Listed as the second-string inside linebacker behind Lawrence Timmons for the entire duration of the offseason, Marshall McFadden failed to even make the practice squad and seems to have now been signed to the practice squad of the Oakland Raiders. Superior and consistent play on special teams by Kion Wilson won the day. Technically, the Steelers could still sign McFadden to the active roster from the Raiders’ practice squad on Tuesday when they presumably move Spaeth to the short-term IR, but the decision evidently was made final when they elected to add Terence Garvin to the practice squad as the fifth inside linebacker instead.
Jonathan Dwyer had consistently been listed as third-string at running back behind the co-starters Isaac Redman and Le’Veon Bell since the second preseason game, and the Steelers obviously kept more than two running backs. He was beaten out by Felix Jones in the finale, for whom the Steelers traded outside linebacker Adrian Robinson to acquire. Jones was listed as fifth on the depth chart behind LaRod Stephens-Howling, who is now listed as third-string with Dwyer gone.
Hawthorne not only did not make the roster, he also failed to make the practice squad. Devin Smith, however, was chosen for the practice squad, and he had consistently been ranked at the bottom of the depth chart, behind not only Hawthorne, but also Victorian. Yet the Steelers opted to keep Smith, who recorded a diving interception during the preseason, over both players on the practice squad.
Other than Smith and Garvin, however, the depth chart does accurately reflect the decisions made regarding which players to retain on the practice squad. Brian Arnfelt, Justin Brown, Alan Baxter, Joe Long, Chris Hubbard, and Alvester Alexander were all the only or highest player on the depth chart at their positions that did not make the active roster.

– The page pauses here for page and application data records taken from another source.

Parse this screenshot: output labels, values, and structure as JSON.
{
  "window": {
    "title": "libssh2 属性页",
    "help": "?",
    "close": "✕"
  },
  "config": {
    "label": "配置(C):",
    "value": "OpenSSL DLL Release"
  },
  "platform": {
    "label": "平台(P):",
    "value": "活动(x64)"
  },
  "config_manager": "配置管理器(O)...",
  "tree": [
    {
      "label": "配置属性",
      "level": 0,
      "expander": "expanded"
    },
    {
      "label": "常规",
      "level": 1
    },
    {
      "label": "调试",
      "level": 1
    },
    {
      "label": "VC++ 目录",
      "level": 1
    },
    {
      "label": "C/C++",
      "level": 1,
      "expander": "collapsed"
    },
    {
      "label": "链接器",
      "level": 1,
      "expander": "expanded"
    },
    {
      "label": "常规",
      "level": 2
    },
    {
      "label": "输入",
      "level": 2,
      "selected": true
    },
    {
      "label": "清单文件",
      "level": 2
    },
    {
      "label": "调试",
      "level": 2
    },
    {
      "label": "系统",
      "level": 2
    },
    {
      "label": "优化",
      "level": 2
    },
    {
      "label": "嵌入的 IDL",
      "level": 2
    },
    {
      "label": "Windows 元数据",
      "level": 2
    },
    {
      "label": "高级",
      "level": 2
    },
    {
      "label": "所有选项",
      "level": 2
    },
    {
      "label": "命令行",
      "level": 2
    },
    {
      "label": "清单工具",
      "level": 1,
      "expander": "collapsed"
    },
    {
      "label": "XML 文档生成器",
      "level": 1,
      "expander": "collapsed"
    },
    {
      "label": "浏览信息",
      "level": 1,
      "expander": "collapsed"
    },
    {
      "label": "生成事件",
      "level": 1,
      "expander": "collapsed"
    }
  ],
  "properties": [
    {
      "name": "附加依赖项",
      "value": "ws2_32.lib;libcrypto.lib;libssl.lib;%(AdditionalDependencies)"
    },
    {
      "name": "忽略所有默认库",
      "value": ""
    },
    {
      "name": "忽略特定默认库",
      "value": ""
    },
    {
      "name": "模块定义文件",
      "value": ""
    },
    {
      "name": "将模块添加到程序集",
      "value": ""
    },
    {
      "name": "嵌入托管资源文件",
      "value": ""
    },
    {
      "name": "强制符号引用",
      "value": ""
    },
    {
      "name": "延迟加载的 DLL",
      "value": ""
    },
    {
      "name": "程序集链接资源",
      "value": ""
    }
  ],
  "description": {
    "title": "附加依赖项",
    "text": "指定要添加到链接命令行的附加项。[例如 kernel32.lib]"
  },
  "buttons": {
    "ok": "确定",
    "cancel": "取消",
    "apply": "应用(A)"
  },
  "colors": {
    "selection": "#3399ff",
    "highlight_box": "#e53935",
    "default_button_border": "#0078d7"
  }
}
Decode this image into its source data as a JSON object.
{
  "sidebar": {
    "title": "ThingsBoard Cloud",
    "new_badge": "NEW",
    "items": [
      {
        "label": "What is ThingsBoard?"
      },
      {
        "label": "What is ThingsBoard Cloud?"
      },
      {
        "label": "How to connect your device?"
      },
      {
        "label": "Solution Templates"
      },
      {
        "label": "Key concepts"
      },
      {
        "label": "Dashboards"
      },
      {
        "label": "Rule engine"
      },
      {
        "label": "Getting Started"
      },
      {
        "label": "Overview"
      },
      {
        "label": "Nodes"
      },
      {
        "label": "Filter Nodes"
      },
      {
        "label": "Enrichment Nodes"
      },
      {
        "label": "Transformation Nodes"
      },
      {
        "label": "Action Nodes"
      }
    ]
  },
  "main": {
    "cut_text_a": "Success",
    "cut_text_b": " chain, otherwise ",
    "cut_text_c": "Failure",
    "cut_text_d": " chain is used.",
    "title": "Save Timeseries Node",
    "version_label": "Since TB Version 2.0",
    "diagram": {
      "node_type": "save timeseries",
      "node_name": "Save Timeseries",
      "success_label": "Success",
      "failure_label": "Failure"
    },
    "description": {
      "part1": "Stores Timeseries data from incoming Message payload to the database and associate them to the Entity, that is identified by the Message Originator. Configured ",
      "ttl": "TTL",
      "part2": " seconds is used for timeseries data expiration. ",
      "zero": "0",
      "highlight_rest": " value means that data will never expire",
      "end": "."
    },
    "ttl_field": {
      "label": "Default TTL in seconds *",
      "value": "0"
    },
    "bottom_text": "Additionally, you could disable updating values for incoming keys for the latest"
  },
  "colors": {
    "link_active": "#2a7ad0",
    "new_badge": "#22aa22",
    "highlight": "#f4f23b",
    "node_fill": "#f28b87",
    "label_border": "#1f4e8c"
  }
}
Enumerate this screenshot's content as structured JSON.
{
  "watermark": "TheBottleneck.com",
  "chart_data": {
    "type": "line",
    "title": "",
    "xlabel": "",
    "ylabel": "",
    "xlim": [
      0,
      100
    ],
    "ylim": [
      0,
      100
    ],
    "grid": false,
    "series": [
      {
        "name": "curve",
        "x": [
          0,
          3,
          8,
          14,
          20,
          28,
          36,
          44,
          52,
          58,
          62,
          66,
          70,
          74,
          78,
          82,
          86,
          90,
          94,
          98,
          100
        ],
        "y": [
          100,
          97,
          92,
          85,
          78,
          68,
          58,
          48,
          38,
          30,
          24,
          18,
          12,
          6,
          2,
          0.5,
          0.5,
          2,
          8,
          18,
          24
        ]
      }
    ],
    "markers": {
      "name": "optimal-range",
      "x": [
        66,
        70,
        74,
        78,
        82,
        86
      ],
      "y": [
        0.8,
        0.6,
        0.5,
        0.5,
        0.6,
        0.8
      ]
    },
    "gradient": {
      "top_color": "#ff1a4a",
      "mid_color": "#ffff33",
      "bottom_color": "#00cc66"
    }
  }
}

Let this be a lesson on how important the final preseason game can be to an NFL roster. Based on the pre-game depth chart—which is admittedly never set in stone—at least four players were able to win a job either on the active roster or the practice squad by leapfrogging ahead of their competition during the preseason finale. I am sure Michael Palmer, Felix Jones, Kion Wilson, and Devin Smith are glad the league has yet to cut the preseason down to just two games.